Am I the only one who notices that the decline of the defense and the increase of fielding errors corresponds to the day Jose Oquendo left for knee surgery? Has there been any discussion about when/if he is coming back?
-- Joe S.

To be fair, this team was showing defensive vulnerabilities all the way back to Spring Training, even when Oquendo was around. Oquendo has had a great impact on Cardinals defenders for years. But his absence isn't an excuse for all the issues this year. I think a bigger factor has been youth (i.e., Diaz) and a constant shuffling of positions.

I do not expect Oquendo to return to the Major League coaching staff next season. However, he has expressed interest in possibly taking a role as a Minor League instructor.

Any more chatter on Carlos Gomez?
-- Dennis C. (@dc1165), Sikeston, Mo.

The Cardinals have explored the trade market for Gomez, but I don't expect any movement there. Not only is the club hesitant to part with any prospects in a trade, but St. Louis also seems committed to giving Grichuk a chance to play. Unless the Cards believe they have identified what's gone wrong for Gomez and are confident they could fix him fast, he's not a better option than what they already have.

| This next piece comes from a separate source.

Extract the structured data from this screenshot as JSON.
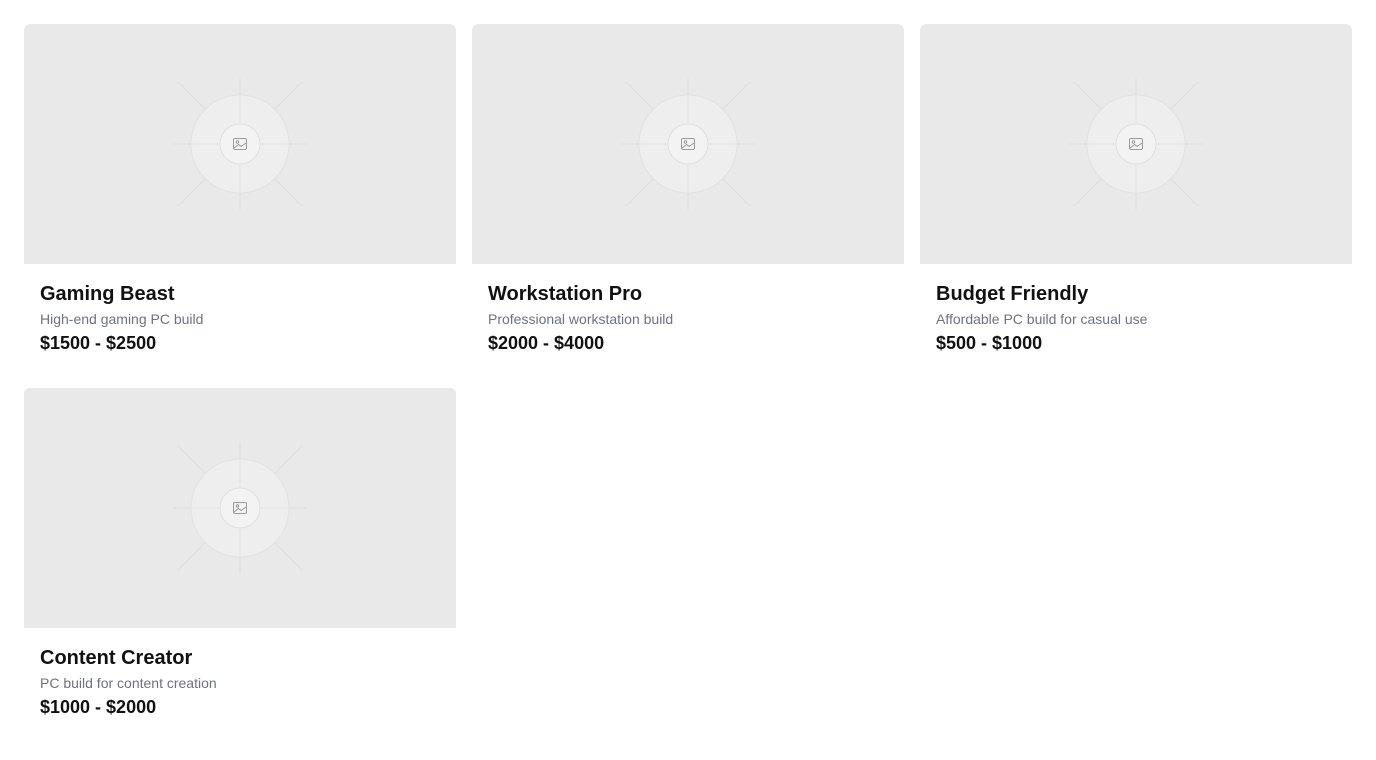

Garcia's winning start

We potentially have seven starters next year, so who is most likely to be traded this offseason?
-- Sean B. (@beachbob1), Johnston, Iowa

That's the sort of starting depth the Cardinals will want to keep -- and for good reason. Jaime Garcia will only return if the Cards exercise his club option. Wacha's viability as a 200-inning starter is in question, so you can't count on a full season of work for him. Similarly, with Alex Reyes and Luke Weaver, both would be limited in workload next year as they continue to build up stamina. With so much uncertainty, depth is a necessity.

Jenifer Langosch has covered the Cardinals for MLB.com since 2012, and previously covered the Pirates from 2007-11. Read her blog, follow her on Twitter, like her Facebook page and listen to her podcast. This story was not subject to the approval of Major League Baseball or its clubs.